Previous investigations in selected and clinical samples have demonstrated a close association between alcoholism and both antisocial behavior and a family history of problem drinking. This study uses the National Institute of Mental Health (NIMH) Epidemiological Catchment Area (EGA) data to assess this relationship in the general population in St. Louis, Missouri (U.S.A.). The results showed that serious antisocial behavior (both conduct disorder and antisocial personality disorder), gender, and a family history of problem drinking were all significantly associated with alcoholism (DSM‐III alcohol abuse or dependence). Having either conduct disorder, antisocial personality, or a first‐degree relative (parent, sibling, or child) with problem drinking increased the probability of alcoholism; being male also increased its probability. Antisocial behavior and gender interacted in that antisocial behavior was a more potent risk factor for women than for men. However, despite their close association with alcoholism, having either antisocial personality or a positive family history of problem drinking identified only 49% of male alcoholics and 14% of female alcoholics. Thus, these two important predictors of alcoholism would be somewhat inefficient screeners for primary prevention. More investigation is needed to understand the development of alcoholism in those without these major risk factors and the lack of alcoholism in those with them.

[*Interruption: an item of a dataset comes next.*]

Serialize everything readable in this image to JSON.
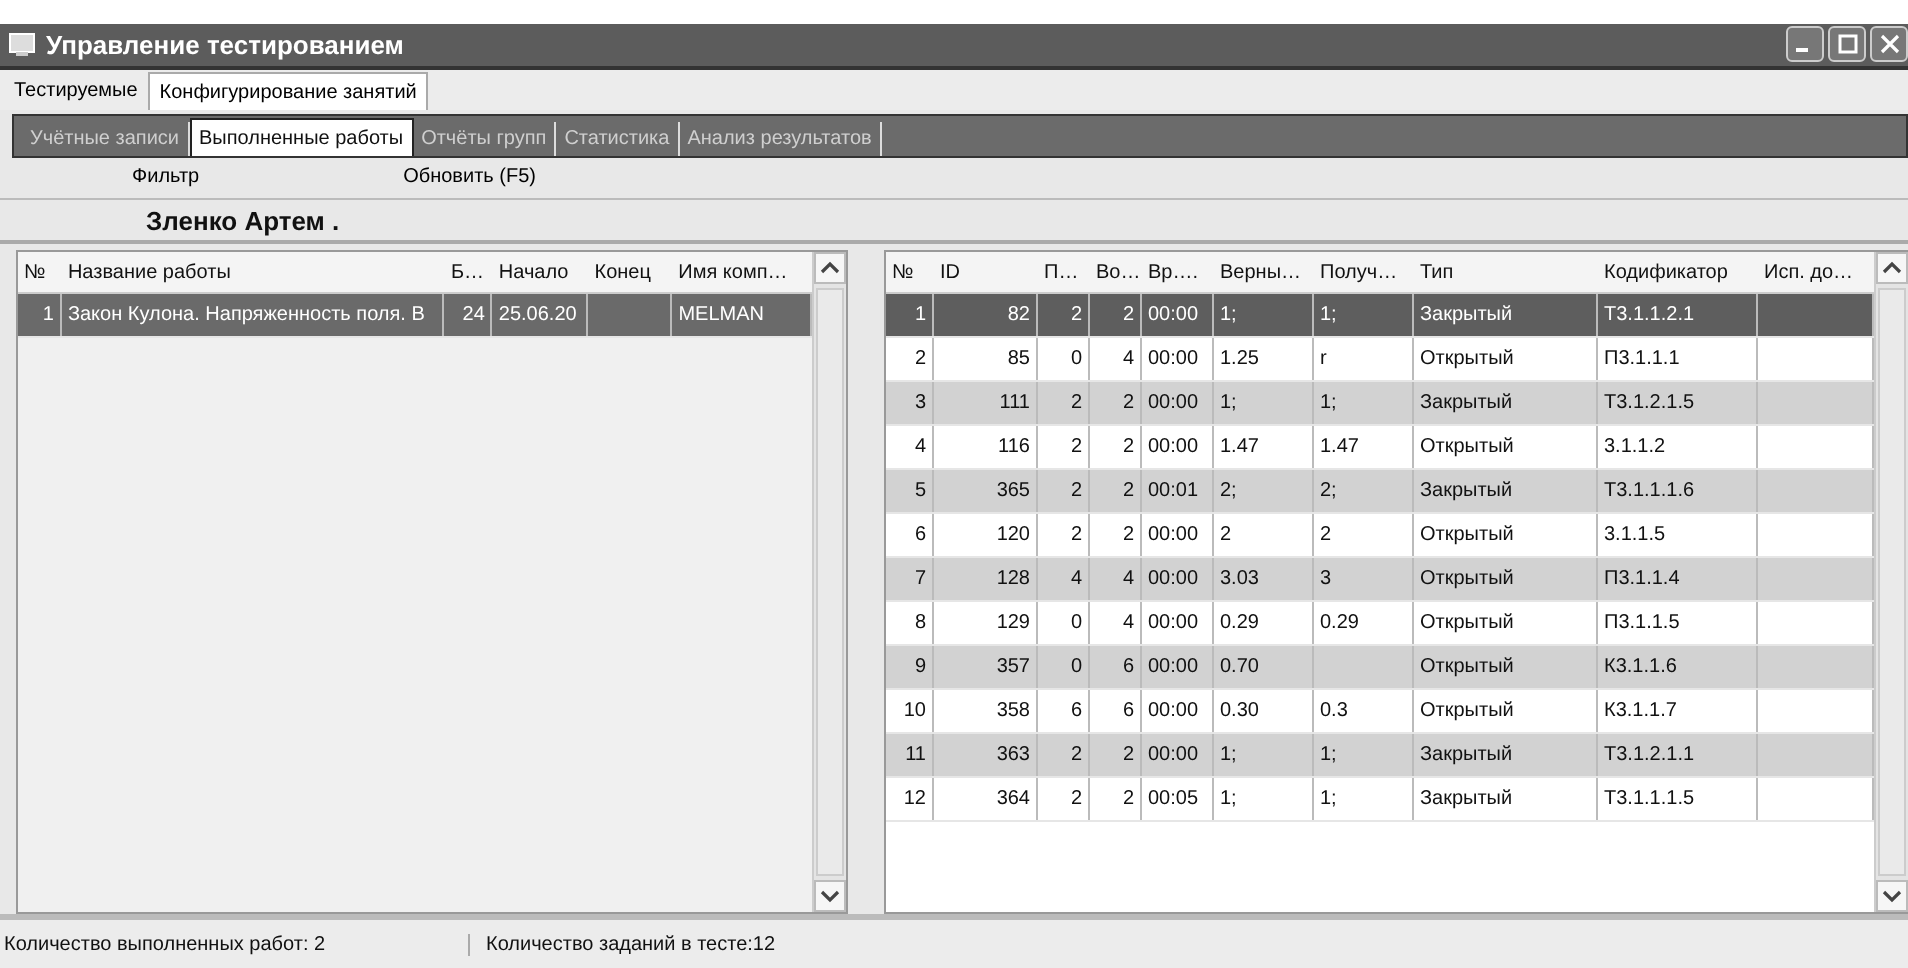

|Number of pages||18|
|Journal||British Journal of Addiction|
|State||Published - Feb 1991|